MATERIAL TO PROCESS below:
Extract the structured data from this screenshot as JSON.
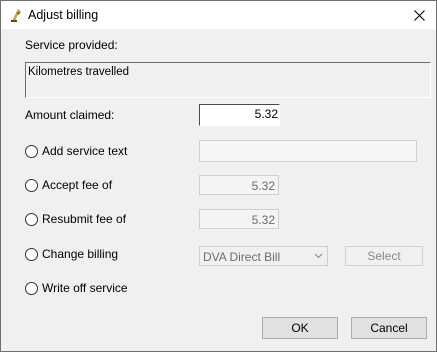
{
  "window": {
    "title": "Adjust billing"
  },
  "service": {
    "label": "Service provided:",
    "value": "Kilometres travelled"
  },
  "amount": {
    "label": "Amount claimed:",
    "value": "5.32"
  },
  "options": {
    "add_service_text": {
      "label": "Add service text",
      "value": ""
    },
    "accept_fee": {
      "label": "Accept fee of",
      "value": "5.32"
    },
    "resubmit_fee": {
      "label": "Resubmit fee of",
      "value": "5.32"
    },
    "change_billing": {
      "label": "Change billing",
      "selected": "DVA Direct Bill",
      "select_label": "Select"
    },
    "write_off": {
      "label": "Write off service"
    }
  },
  "buttons": {
    "ok": "OK",
    "cancel": "Cancel"
  },
  "icons": {
    "app": "app-icon",
    "close": "close-icon",
    "dropdown": "chevron-down-icon"
  }
}
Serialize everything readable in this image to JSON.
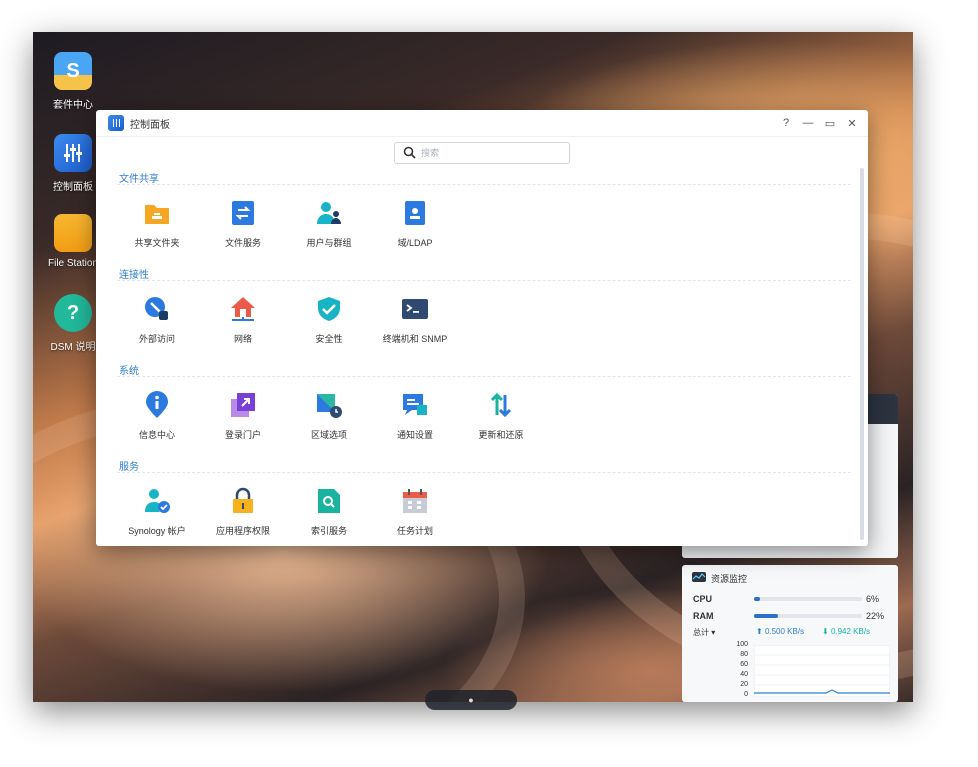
{
  "desktop": {
    "icons": [
      {
        "label": "套件中心"
      },
      {
        "label": "控制面板"
      },
      {
        "label": "File Station"
      },
      {
        "label": "DSM 说明"
      }
    ]
  },
  "window": {
    "title": "控制面板",
    "controls": {
      "help": "?",
      "minimize": "—",
      "maximize": "▭",
      "close": "✕"
    }
  },
  "search": {
    "placeholder": "搜索"
  },
  "sections": [
    {
      "title": "文件共享",
      "items": [
        {
          "label": "共享文件夹",
          "icon": "shared-folder-icon"
        },
        {
          "label": "文件服务",
          "icon": "file-services-icon"
        },
        {
          "label": "用户与群组",
          "icon": "users-groups-icon"
        },
        {
          "label": "域/LDAP",
          "icon": "domain-ldap-icon"
        }
      ]
    },
    {
      "title": "连接性",
      "items": [
        {
          "label": "外部访问",
          "icon": "external-access-icon"
        },
        {
          "label": "网络",
          "icon": "network-icon"
        },
        {
          "label": "安全性",
          "icon": "security-shield-icon"
        },
        {
          "label": "终端机和 SNMP",
          "icon": "terminal-icon"
        }
      ]
    },
    {
      "title": "系统",
      "items": [
        {
          "label": "信息中心",
          "icon": "info-center-icon"
        },
        {
          "label": "登录门户",
          "icon": "login-portal-icon"
        },
        {
          "label": "区域选项",
          "icon": "regional-options-icon"
        },
        {
          "label": "通知设置",
          "icon": "notification-icon"
        },
        {
          "label": "更新和还原",
          "icon": "update-restore-icon"
        }
      ]
    },
    {
      "title": "服务",
      "items": [
        {
          "label": "Synology 帐户",
          "icon": "synology-account-icon"
        },
        {
          "label": "应用程序权限",
          "icon": "app-privileges-icon"
        },
        {
          "label": "索引服务",
          "icon": "indexing-service-icon"
        },
        {
          "label": "任务计划",
          "icon": "task-scheduler-icon"
        }
      ]
    }
  ],
  "resource_monitor": {
    "title": "资源监控",
    "cpu": {
      "label": "CPU",
      "value": "6%",
      "fraction": 0.06
    },
    "ram": {
      "label": "RAM",
      "value": "22%",
      "fraction": 0.22
    },
    "total_label": "总计 ▾",
    "upload": "0.500 KB/s",
    "download": "0.942 KB/s",
    "chart_ticks": [
      "100",
      "80",
      "60",
      "40",
      "20",
      "0"
    ]
  },
  "colors": {
    "accent": "#2f7fd1",
    "folder_orange": "#f5a623",
    "teal": "#19b3c6"
  }
}
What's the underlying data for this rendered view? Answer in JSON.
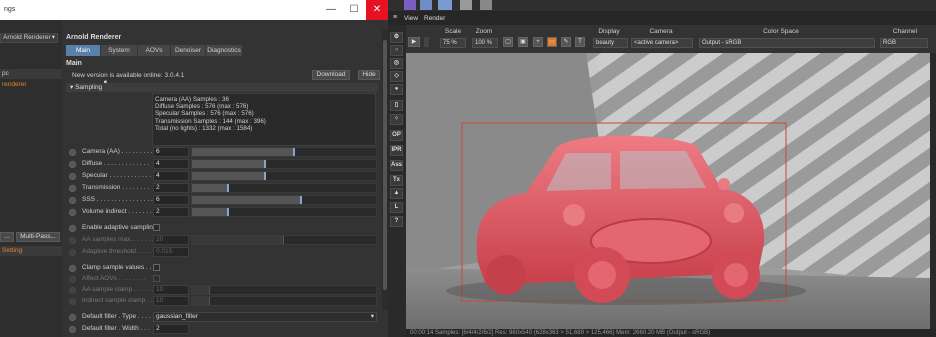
{
  "dialog": {
    "title": "ngs",
    "controls": [
      "—",
      "☐",
      "✕"
    ],
    "left_items": [
      "Arnold Renderer",
      "pc",
      "renderer"
    ],
    "left_buttons": [
      "...",
      "Multi-Pass..."
    ],
    "left_setting": "Setting",
    "panel_title": "Arnold Renderer",
    "tabs": [
      "Main",
      "System",
      "AOVs",
      "Denoiser",
      "Diagnostics"
    ],
    "section_main": "Main",
    "update_message": "New version is available online: 3.0.4.1",
    "download_label": "Download",
    "hide_label": "Hide",
    "sampling_header": "Sampling",
    "info_lines": [
      "Camera (AA) Samples : 36",
      "Diffuse Samples : 576 (max : 576)",
      "Specular Samples : 576 (max : 576)",
      "Transmission Samples : 144 (max : 396)",
      "Total (no lights) : 1332 (max : 1584)"
    ],
    "samples": [
      {
        "label": "Camera (AA) . . . . . . . . .",
        "value": "6",
        "level": 0.56,
        "orange": false
      },
      {
        "label": "Diffuse . . . . . . . . . . . . .",
        "value": "4",
        "level": 0.4,
        "orange": false
      },
      {
        "label": "Specular . . . . . . . . . . . .",
        "value": "4",
        "level": 0.4,
        "orange": false
      },
      {
        "label": "Transmission . . . . . . . .",
        "value": "2",
        "level": 0.2,
        "orange": true
      },
      {
        "label": "SSS . . . . . . . . . . . . . . . .",
        "value": "6",
        "level": 0.6,
        "orange": false
      },
      {
        "label": "Volume indirect . . . . . . .",
        "value": "2",
        "level": 0.2,
        "orange": false
      }
    ],
    "adaptive_label": "Enable adaptive sampling",
    "aa_max_label": "AA samples max. . . . . . . .",
    "aa_max_value": "20",
    "adaptive_threshold_label": "Adaptive threshold. . . . .",
    "adaptive_threshold_value": "0.015",
    "clamp_label": "Clamp sample values . . .",
    "affect_aovs_label": "Affect AOVs . . . . . . . .",
    "aa_clamp_label": "AA sample clamp . . . . . .",
    "aa_clamp_value": "10",
    "indirect_clamp_label": "Indirect sample clamp . . .",
    "indirect_clamp_value": "10",
    "filter_type_label": "Default filter . Type . . . .",
    "filter_type_value": "gaussian_filter",
    "filter_width_label": "Default filter . Width . . .",
    "filter_width_value": "2"
  },
  "app": {
    "menu": [
      "View",
      "Render"
    ],
    "toolbar": {
      "scale_label": "Scale",
      "scale_value": "75 %",
      "zoom_label": "Zoom",
      "zoom_value": "100 %",
      "display_label": "Display",
      "display_value": "beauty",
      "camera_label": "Camera",
      "camera_value": "<active camera>",
      "colorspace_label": "Color Space",
      "colorspace_value": "Output - sRGB",
      "channel_label": "Channel",
      "channel_value": "RGB"
    },
    "side_icons": [
      "OP",
      "IPR",
      "Ass",
      "Tx",
      "L",
      "?"
    ],
    "status": "00:00:14  Samples: [6/4/4/2/6/2]  Res: 960x540 (628x363 > 51,689 > 125,466)  Mem: 2660.20 MB  (Output - sRGB)"
  },
  "colors": {
    "car": "#e05560",
    "accent": "#5a7fa8",
    "orange": "#e0852a"
  }
}
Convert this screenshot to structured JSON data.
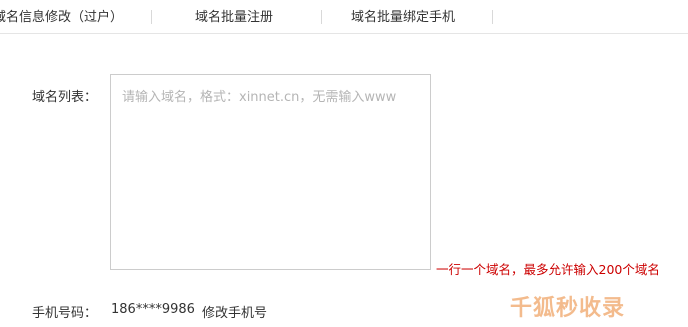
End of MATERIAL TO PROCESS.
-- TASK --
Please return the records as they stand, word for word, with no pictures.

-- ANSWER TO THIS EXERCISE --
Extract the structured data from this screenshot as JSON.
{
  "window": {
    "title": "Adjust billing"
  },
  "service": {
    "label": "Service provided:",
    "value": "Kilometres travelled"
  },
  "amount": {
    "label": "Amount claimed:",
    "value": "5.32"
  },
  "options": {
    "add_service_text": {
      "label": "Add service text",
      "value": ""
    },
    "accept_fee": {
      "label": "Accept fee of",
      "value": "5.32"
    },
    "resubmit_fee": {
      "label": "Resubmit fee of",
      "value": "5.32"
    },
    "change_billing": {
      "label": "Change billing",
      "selected": "DVA Direct Bill",
      "select_label": "Select"
    },
    "write_off": {
      "label": "Write off service"
    }
  },
  "buttons": {
    "ok": "OK",
    "cancel": "Cancel"
  },
  "icons": {
    "app": "app-icon",
    "close": "close-icon",
    "dropdown": "chevron-down-icon"
  }
}
Serialize everything readable in this image to JSON.
{
  "desktop": {
    "icons": [
      {
        "label": "套件中心"
      },
      {
        "label": "控制面板"
      },
      {
        "label": "File Station"
      },
      {
        "label": "DSM 说明"
      }
    ]
  },
  "window": {
    "title": "控制面板",
    "controls": {
      "help": "?",
      "minimize": "—",
      "maximize": "▭",
      "close": "✕"
    }
  },
  "search": {
    "placeholder": "搜索"
  },
  "sections": [
    {
      "title": "文件共享",
      "items": [
        {
          "label": "共享文件夹",
          "icon": "shared-folder-icon"
        },
        {
          "label": "文件服务",
          "icon": "file-services-icon"
        },
        {
          "label": "用户与群组",
          "icon": "users-groups-icon"
        },
        {
          "label": "域/LDAP",
          "icon": "domain-ldap-icon"
        }
      ]
    },
    {
      "title": "连接性",
      "items": [
        {
          "label": "外部访问",
          "icon": "external-access-icon"
        },
        {
          "label": "网络",
          "icon": "network-icon"
        },
        {
          "label": "安全性",
          "icon": "security-shield-icon"
        },
        {
          "label": "终端机和 SNMP",
          "icon": "terminal-icon"
        }
      ]
    },
    {
      "title": "系统",
      "items": [
        {
          "label": "信息中心",
          "icon": "info-center-icon"
        },
        {
          "label": "登录门户",
          "icon": "login-portal-icon"
        },
        {
          "label": "区域选项",
          "icon": "regional-options-icon"
        },
        {
          "label": "通知设置",
          "icon": "notification-icon"
        },
        {
          "label": "更新和还原",
          "icon": "update-restore-icon"
        }
      ]
    },
    {
      "title": "服务",
      "items": [
        {
          "label": "Synology 帐户",
          "icon": "synology-account-icon"
        },
        {
          "label": "应用程序权限",
          "icon": "app-privileges-icon"
        },
        {
          "label": "索引服务",
          "icon": "indexing-service-icon"
        },
        {
          "label": "任务计划",
          "icon": "task-scheduler-icon"
        }
      ]
    }
  ],
  "resource_monitor": {
    "title": "资源监控",
    "cpu": {
      "label": "CPU",
      "value": "6%",
      "fraction": 0.06
    },
    "ram": {
      "label": "RAM",
      "value": "22%",
      "fraction": 0.22
    },
    "total_label": "总计 ▾",
    "upload": "0.500 KB/s",
    "download": "0.942 KB/s",
    "chart_ticks": [
      "100",
      "80",
      "60",
      "40",
      "20",
      "0"
    ]
  },
  "colors": {
    "accent": "#2f7fd1",
    "folder_orange": "#f5a623",
    "teal": "#19b3c6"
  }
}
What's the underlying data for this rendered view? Answer in JSON.
{
  "dialog": {
    "title": "ngs",
    "controls": [
      "—",
      "☐",
      "✕"
    ],
    "left_items": [
      "Arnold Renderer",
      "pc",
      "renderer"
    ],
    "left_buttons": [
      "...",
      "Multi-Pass..."
    ],
    "left_setting": "Setting",
    "panel_title": "Arnold Renderer",
    "tabs": [
      "Main",
      "System",
      "AOVs",
      "Denoiser",
      "Diagnostics"
    ],
    "section_main": "Main",
    "update_message": "New version is available online: 3.0.4.1",
    "download_label": "Download",
    "hide_label": "Hide",
    "sampling_header": "Sampling",
    "info_lines": [
      "Camera (AA) Samples : 36",
      "Diffuse Samples : 576 (max : 576)",
      "Specular Samples : 576 (max : 576)",
      "Transmission Samples : 144 (max : 396)",
      "Total (no lights) : 1332 (max : 1584)"
    ],
    "samples": [
      {
        "label": "Camera (AA) . . . . . . . . .",
        "value": "6",
        "level": 0.56,
        "orange": false
      },
      {
        "label": "Diffuse . . . . . . . . . . . . .",
        "value": "4",
        "level": 0.4,
        "orange": false
      },
      {
        "label": "Specular . . . . . . . . . . . .",
        "value": "4",
        "level": 0.4,
        "orange": false
      },
      {
        "label": "Transmission . . . . . . . .",
        "value": "2",
        "level": 0.2,
        "orange": true
      },
      {
        "label": "SSS . . . . . . . . . . . . . . . .",
        "value": "6",
        "level": 0.6,
        "orange": false
      },
      {
        "label": "Volume indirect . . . . . . .",
        "value": "2",
        "level": 0.2,
        "orange": false
      }
    ],
    "adaptive_label": "Enable adaptive sampling",
    "aa_max_label": "AA samples max. . . . . . . .",
    "aa_max_value": "20",
    "adaptive_threshold_label": "Adaptive threshold. . . . .",
    "adaptive_threshold_value": "0.015",
    "clamp_label": "Clamp sample values . . .",
    "affect_aovs_label": "Affect AOVs . . . . . . . .",
    "aa_clamp_label": "AA sample clamp . . . . . .",
    "aa_clamp_value": "10",
    "indirect_clamp_label": "Indirect sample clamp . . .",
    "indirect_clamp_value": "10",
    "filter_type_label": "Default filter . Type . . . .",
    "filter_type_value": "gaussian_filter",
    "filter_width_label": "Default filter . Width . . .",
    "filter_width_value": "2"
  },
  "app": {
    "menu": [
      "View",
      "Render"
    ],
    "toolbar": {
      "scale_label": "Scale",
      "scale_value": "75 %",
      "zoom_label": "Zoom",
      "zoom_value": "100 %",
      "display_label": "Display",
      "display_value": "beauty",
      "camera_label": "Camera",
      "camera_value": "<active camera>",
      "colorspace_label": "Color Space",
      "colorspace_value": "Output - sRGB",
      "channel_label": "Channel",
      "channel_value": "RGB"
    },
    "side_icons": [
      "OP",
      "IPR",
      "Ass",
      "Tx",
      "L",
      "?"
    ],
    "status": "00:00:14  Samples: [6/4/4/2/6/2]  Res: 960x540 (628x363 > 51,689 > 125,466)  Mem: 2660.20 MB  (Output - sRGB)"
  },
  "colors": {
    "car": "#e05560",
    "accent": "#5a7fa8",
    "orange": "#e0852a"
  }
}
Convert this screenshot to structured JSON data.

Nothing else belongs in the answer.